Absolutely! This is somewhat of a career dream come true for me. Though the book contains the full list of acknowledgements, two key individuals were key in helping me accomplish this project.

Firstly, I will forever be grateful for having the wonderful Associate Professor Saul Carliner, from the Department of Education at Concordia University as my thesis advisor. He guided me whenever I had a question. He allowed this thesis to be my own work, but steered me in the right the direction whenever he thought I needed it.
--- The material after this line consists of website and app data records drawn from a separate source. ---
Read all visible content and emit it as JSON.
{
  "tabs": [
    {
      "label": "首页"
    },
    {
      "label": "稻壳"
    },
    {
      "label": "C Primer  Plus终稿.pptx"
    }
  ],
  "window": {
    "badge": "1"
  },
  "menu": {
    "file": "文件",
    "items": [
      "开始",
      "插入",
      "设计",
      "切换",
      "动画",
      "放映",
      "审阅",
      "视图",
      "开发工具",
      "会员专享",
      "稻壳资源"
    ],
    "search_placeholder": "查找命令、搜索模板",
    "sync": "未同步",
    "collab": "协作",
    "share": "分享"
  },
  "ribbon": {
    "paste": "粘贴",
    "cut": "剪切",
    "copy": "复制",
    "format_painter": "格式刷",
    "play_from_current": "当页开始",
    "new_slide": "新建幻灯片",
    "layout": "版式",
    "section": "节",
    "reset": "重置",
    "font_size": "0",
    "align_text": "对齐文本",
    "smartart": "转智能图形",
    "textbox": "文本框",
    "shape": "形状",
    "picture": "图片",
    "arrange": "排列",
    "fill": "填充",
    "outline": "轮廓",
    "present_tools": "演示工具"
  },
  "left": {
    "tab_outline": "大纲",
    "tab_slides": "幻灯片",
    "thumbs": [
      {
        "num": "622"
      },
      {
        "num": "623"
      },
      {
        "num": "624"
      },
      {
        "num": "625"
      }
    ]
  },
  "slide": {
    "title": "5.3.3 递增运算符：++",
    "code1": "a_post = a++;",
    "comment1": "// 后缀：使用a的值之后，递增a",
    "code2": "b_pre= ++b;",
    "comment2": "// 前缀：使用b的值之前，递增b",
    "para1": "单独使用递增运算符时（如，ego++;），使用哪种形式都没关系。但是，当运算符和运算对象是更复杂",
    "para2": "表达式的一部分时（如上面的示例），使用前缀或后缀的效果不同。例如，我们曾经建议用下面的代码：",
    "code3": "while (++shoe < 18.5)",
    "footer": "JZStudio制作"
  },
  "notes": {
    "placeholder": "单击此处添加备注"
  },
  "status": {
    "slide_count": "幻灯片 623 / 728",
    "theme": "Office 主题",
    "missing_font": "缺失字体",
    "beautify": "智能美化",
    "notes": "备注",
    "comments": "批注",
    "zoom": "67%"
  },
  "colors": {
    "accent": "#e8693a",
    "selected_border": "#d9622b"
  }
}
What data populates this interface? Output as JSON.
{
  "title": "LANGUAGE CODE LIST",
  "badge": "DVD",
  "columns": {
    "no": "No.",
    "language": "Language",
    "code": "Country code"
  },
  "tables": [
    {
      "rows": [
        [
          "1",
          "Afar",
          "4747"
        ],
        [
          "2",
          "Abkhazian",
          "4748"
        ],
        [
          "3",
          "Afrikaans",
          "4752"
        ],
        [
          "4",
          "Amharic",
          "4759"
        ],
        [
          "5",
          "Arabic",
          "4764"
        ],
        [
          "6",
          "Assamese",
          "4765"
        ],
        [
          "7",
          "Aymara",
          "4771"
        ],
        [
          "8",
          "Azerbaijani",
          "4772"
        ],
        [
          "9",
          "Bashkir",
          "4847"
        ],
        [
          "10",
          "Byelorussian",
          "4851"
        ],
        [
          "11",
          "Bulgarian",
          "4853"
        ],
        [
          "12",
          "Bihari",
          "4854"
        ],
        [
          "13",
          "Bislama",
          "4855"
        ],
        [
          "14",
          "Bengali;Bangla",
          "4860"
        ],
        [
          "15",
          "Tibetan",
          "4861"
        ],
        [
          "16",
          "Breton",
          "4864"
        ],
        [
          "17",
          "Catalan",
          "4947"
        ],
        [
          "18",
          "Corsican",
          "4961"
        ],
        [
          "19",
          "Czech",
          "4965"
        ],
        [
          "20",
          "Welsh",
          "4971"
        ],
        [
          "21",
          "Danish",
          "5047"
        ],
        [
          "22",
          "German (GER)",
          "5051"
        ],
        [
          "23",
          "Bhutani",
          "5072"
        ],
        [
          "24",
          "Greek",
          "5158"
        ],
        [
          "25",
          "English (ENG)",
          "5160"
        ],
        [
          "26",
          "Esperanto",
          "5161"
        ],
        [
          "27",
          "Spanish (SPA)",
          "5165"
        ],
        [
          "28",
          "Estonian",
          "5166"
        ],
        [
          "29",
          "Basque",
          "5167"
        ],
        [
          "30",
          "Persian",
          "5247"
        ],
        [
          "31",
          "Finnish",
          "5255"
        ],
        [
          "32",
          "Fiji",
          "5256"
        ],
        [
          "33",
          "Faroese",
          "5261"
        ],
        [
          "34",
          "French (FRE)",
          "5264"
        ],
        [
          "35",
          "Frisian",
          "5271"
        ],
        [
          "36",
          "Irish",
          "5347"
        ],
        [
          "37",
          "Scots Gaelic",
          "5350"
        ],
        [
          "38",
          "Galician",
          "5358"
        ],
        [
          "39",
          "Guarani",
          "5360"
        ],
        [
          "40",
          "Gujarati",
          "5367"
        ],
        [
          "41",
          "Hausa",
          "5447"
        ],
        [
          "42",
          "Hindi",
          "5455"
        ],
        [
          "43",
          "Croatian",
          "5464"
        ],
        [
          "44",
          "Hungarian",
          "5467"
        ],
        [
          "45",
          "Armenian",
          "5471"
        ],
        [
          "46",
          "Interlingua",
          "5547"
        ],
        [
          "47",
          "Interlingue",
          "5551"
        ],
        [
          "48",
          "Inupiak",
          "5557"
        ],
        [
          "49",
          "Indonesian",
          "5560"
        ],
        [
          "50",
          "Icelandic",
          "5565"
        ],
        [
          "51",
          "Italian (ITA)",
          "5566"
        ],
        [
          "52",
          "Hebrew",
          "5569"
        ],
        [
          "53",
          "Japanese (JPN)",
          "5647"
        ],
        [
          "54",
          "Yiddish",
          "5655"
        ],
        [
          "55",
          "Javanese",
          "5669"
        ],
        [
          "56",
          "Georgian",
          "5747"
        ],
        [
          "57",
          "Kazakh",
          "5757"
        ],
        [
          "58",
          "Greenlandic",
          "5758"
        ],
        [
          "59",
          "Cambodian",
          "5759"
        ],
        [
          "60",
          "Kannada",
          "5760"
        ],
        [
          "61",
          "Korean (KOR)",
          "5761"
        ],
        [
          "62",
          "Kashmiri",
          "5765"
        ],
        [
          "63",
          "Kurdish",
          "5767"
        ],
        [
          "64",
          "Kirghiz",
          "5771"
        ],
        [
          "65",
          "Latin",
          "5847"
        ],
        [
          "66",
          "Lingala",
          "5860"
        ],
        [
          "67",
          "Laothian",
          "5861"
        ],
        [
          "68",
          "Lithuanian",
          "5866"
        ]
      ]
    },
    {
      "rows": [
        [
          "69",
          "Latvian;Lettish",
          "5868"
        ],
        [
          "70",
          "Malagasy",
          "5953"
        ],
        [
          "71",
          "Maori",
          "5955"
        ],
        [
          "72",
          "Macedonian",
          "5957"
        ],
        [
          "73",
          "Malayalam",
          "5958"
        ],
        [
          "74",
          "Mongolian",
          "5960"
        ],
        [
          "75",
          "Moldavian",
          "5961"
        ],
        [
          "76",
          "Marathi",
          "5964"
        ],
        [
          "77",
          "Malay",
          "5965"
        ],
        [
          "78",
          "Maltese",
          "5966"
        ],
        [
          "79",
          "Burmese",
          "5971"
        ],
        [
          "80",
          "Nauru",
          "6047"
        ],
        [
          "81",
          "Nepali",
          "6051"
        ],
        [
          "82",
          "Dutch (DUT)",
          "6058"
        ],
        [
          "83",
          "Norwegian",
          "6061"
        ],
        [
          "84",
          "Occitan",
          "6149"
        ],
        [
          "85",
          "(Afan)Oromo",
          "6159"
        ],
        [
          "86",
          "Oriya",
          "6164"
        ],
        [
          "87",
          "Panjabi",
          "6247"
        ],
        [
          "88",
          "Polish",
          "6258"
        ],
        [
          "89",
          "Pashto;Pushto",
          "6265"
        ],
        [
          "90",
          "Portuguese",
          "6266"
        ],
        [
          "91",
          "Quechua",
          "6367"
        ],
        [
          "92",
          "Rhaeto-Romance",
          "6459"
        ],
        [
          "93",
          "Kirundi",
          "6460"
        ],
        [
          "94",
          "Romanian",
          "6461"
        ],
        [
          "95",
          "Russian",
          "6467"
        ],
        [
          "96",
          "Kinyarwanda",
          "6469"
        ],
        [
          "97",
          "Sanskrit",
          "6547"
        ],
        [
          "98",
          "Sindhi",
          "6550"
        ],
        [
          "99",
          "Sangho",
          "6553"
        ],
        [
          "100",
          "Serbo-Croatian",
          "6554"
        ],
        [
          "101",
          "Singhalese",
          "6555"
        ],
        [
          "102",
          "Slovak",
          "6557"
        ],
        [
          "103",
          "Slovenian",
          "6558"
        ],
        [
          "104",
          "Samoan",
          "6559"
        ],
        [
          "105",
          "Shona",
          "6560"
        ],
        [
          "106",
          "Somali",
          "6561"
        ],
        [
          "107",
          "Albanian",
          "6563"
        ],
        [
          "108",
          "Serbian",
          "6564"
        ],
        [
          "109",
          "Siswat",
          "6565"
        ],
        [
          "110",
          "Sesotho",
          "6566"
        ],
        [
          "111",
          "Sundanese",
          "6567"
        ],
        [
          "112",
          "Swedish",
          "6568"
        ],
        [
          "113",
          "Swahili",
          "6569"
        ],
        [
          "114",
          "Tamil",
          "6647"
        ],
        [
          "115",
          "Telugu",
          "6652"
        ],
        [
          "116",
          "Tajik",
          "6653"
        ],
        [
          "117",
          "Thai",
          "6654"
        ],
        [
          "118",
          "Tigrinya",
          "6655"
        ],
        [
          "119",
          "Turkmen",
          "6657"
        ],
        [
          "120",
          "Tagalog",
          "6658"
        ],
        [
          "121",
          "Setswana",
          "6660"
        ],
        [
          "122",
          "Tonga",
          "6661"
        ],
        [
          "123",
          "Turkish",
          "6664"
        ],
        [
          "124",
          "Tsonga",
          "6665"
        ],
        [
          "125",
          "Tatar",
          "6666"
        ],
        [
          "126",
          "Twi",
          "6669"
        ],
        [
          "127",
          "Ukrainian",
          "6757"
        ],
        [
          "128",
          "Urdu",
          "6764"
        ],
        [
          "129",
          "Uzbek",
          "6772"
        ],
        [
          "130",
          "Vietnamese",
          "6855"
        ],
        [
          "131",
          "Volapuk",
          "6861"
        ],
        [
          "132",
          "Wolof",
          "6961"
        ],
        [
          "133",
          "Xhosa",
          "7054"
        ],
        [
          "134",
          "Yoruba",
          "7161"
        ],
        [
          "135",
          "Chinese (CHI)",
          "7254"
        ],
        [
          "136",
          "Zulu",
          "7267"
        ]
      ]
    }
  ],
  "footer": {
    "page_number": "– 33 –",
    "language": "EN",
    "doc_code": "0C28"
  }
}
Secondly, my deepest gratitude goes out to Ray Taylor who has been there for me as an informal sounding board for my half-formed ideas. He challenged me to interrogate my positions and statements and was there for me until the end, providing much needed edits under tight time constraints. Much gratefulness goes out to him now for being a very patient editor and publisher! I also am very proud to be the author of the first title published by his new venture’s Acorda Press.

What does it mean to be a blogger in the field of training and development?

In this innovative research project, Kristina Schneider takes an in-depth look at five edubloggers from an insideres perspective. Using a qualitative design methodology, Schneider paints a unique portrait, pitting bloggers against their readers, and uncovers the essence of presence, credibility and professional development in the blogosphere.

The result, based on cross-case analysis that took place over a four month period, identifies the key phenomena of motivation, writing style, community building and other general practices that define the professional who also happens to be a blogger. Finally a substantial set of questions emerge about the nature of blog content and readership.

Edublogging: A Qualitative Study of Training and Development Bloggers by Kristina Schneider will be available as of March 1, 2010.

Visit edublogging.com for more information.

The eLearning 2.0 Survival Guide – Assessing the Credibility of Web Sources

I delivered a presentation on The eLearning 2.0 Survival Guide e Assessing the Credibility of Web Sources at the Brandon Hall Innovations in Learning 2008 conference which was held in San Jose, September 2008.

Presentation Summary

It is no surprise that integrating Web 2.0 tools to learning is an innovative practice that is catching on quickly. Pushing the Web’s potential for democratizing information, Web 2.0 social computing practices are well aligned with constructivist learning strategies. Enabling learners to develop multiple perspectives can foster analytical and critical thinking.

What is worrisome is the transition from a spoon-fed model of education to a self-directed and discovery model without reconfiguring the approach to learning. Are individuals applying fact-checking rigour to the content they access? What criteria are they using? What do they consider to be expert knowledge? Are they simply looking for other sources to confirm what theyeve found or are they actually analysing the source of the information? Are they aware that information, correct and otherwise, spreads like memes on Web?

My presentation was largely be based on research I have done for my M.A. in Educational Technology thesis which is a qualitative study of people who write blogs on training to be used in the professional development of people who work in the field. The question lies in the authority and credibility of these blogs, and by extension Web content in general.